Just curious, have programmers ever gotten emails from artists saying “Hey I have this idea for a game but I can’t program. I’m also poor. But hey it’s exposure!” or an artist to a writer, “I want to draw a comic but I can’t write! Come up with a script! I can’t pay you now, but just think of the exposure!” Though programmers and writers certainly get asked to do gigs for free, too, artists get slammed the worst on this stuff. I hope that puts it a little in perspective for people.

The classic example still stands the best though: If your car needs to be repaired by a mechanic, would you ask them to do the job for free in exchange for exposure? “Just think of how many people will see the great job you guys did as I drive around!” No. Of course you wouldn’t ask that. That’s stupid and unrealistic.

Oh also: CONTESTS ARE INCLUDED IN THIS. DON’T DO CONTESTS. THEY’RE JUST FREE WORK OFFERS UNDER DISGUISE.

1 year ago · 5,169 notes · Reblog
#art 
I watercolor sketched a thing
high resolution →

I watercolor sketched a thing

latimes:

lacma:

Two years ago, we launched an experiment: an online image library where we made 2,000 high-resolution images of artworks that the museum deemed to be in the public domain available for download without any restrictions.  This week, we’ve exceeded ourselves with the launch of our new collections website, giving away ten times the number of images we offered in the initial image library. Nearly 20,000 high-quality images of art from our collection are available to search, download, and use as you see fit.
What Do Cats Have to Do With It? Welcome to Our New Collections Website
Dear Tumblr-verse,
Merry Christmas: we just gave you 20,000 high-resolution images, for free. Now we have just one question: what are you going to do with them?

It’s a public domain buffet!

latimes:

lacma:

Two years ago, we launched an experiment: an online image library where we made 2,000 high-resolution images of artworks that the museum deemed to be in the public domain available for download without any restrictions.  This week, we’ve exceeded ourselves with the launch of our new collections website, giving away ten times the number of images we offered in the initial image library. Nearly 20,000 high-quality images of art from our collection are available to search, download, and use as you see fit.
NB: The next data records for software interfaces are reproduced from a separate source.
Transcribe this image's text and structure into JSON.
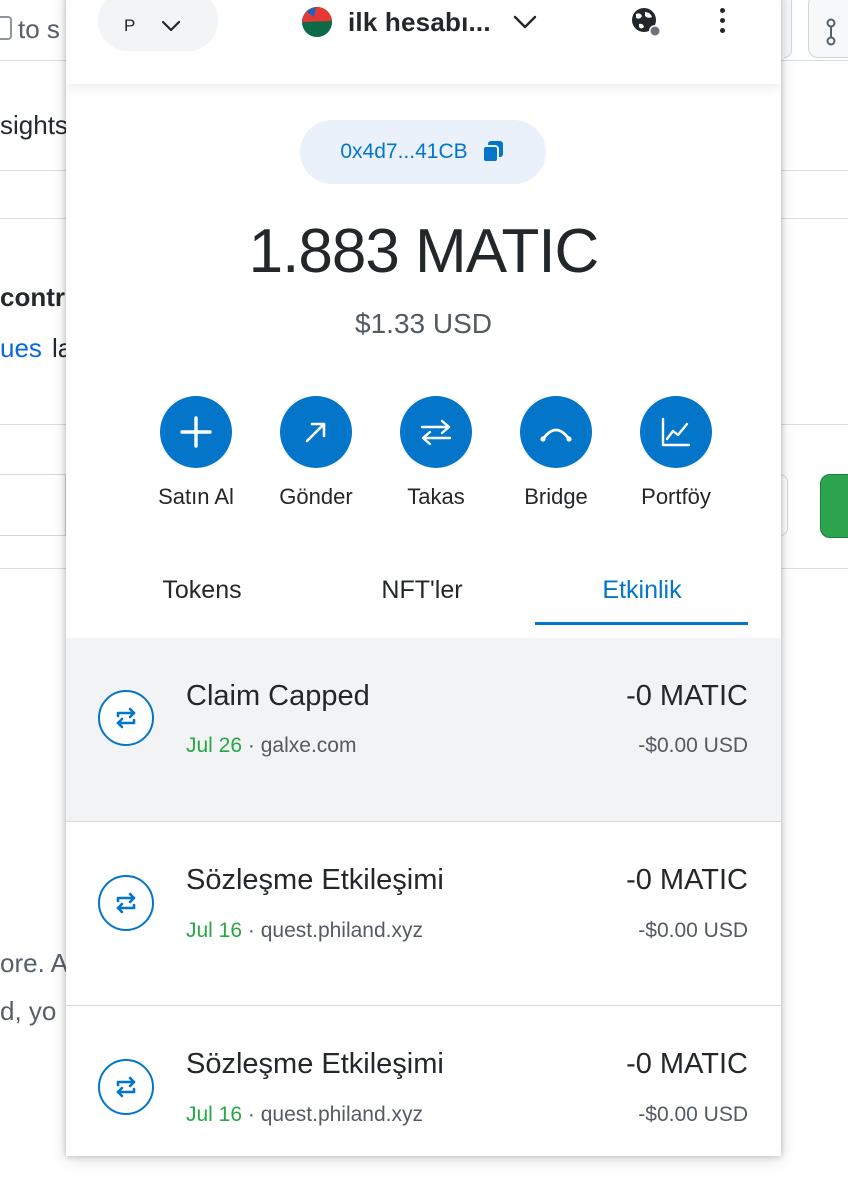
{
  "background": {
    "tab_fragment": "to s",
    "nav_fragment": "sights",
    "heading_fragment": "contr",
    "link_fragment": "ues",
    "link_trailing": "la",
    "body_fragment_1": "ore. A",
    "body_fragment_2": "d, yo"
  },
  "header": {
    "network_initial": "P",
    "account_name": "ilk hesabı...",
    "icons": [
      "chevron-down-icon",
      "globe-status-icon",
      "kebab-menu-icon"
    ]
  },
  "wallet": {
    "address": "0x4d7...41CB",
    "balance": "1.883 MATIC",
    "fiat_balance": "$1.33 USD"
  },
  "actions": [
    {
      "label": "Satın Al",
      "icon": "plus-icon"
    },
    {
      "label": "Gönder",
      "icon": "arrow-up-right-icon"
    },
    {
      "label": "Takas",
      "icon": "swap-arrows-icon"
    },
    {
      "label": "Bridge",
      "icon": "bridge-icon"
    },
    {
      "label": "Portföy",
      "icon": "chart-icon"
    }
  ],
  "tabs": [
    {
      "label": "Tokens",
      "active": false
    },
    {
      "label": "NFT'ler",
      "active": false
    },
    {
      "label": "Etkinlik",
      "active": true
    }
  ],
  "activity": [
    {
      "title": "Claim Capped",
      "date": "Jul 26",
      "separator": "·",
      "origin": "galxe.com",
      "amount": "-0 MATIC",
      "fiat": "-$0.00 USD"
    },
    {
      "title": "Sözleşme Etkileşimi",
      "date": "Jul 16",
      "separator": "·",
      "origin": "quest.philand.xyz",
      "amount": "-0 MATIC",
      "fiat": "-$0.00 USD"
    },
    {
      "title": "Sözleşme Etkileşimi",
      "date": "Jul 16",
      "separator": "·",
      "origin": "quest.philand.xyz",
      "amount": "-0 MATIC",
      "fiat": "-$0.00 USD"
    }
  ],
  "colors": {
    "primary": "#0376c9",
    "success": "#28a745",
    "text": "#24272a",
    "muted": "#535a61"
  }
}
What Do Cats Have to Do With It? Welcome to Our New Collections Website

Dear Tumblr-verse,

Merry Christmas: we just gave you 20,000 high-resolution images, for free. Now we have just one question: what are you going to do with them?

It’s a public domain buffet!

1 year ago · 6,005 notes · Reblog
#art #reference 
Redraw of an 11 year old picture.  I tried to do it in that faux copic style but I dunno.
high resolution →

Redraw of an 11 year old picture.  I tried to do it in that faux copic style but I dunno.

barleytea:

happy new year’s eve 8)
high resolution →

barleytea:

happy new year’s eve 8)

sheppymomma:

“Warrior of the Rice Paddy” - 2012
Tribute to a fallen companion. I will miss you Genghis.
watercolor & acrylic
high resolution →

sheppymomma:

“Warrior of the Rice Paddy” - 2012

Tribute to a fallen companion. I will miss you Genghis.

watercolor & acrylic

Watching Doctor Who and sketching during the commercials :V (Taken with Instagram)
high resolution →

Watching Doctor Who and sketching during the commercials :V (Taken with Instagram)

TimeChaser recommendation time~

If you’re considering doing any work or experimentation with watercolors, get one of these:

And make sure it’s from Niji.  Don’t get a cheaper one, it’s not even worth it.

I only have a medium right now, but I want more.  Especially paired with the water soluble pencils I use it makes for a lot of wonderful experimental sketches <3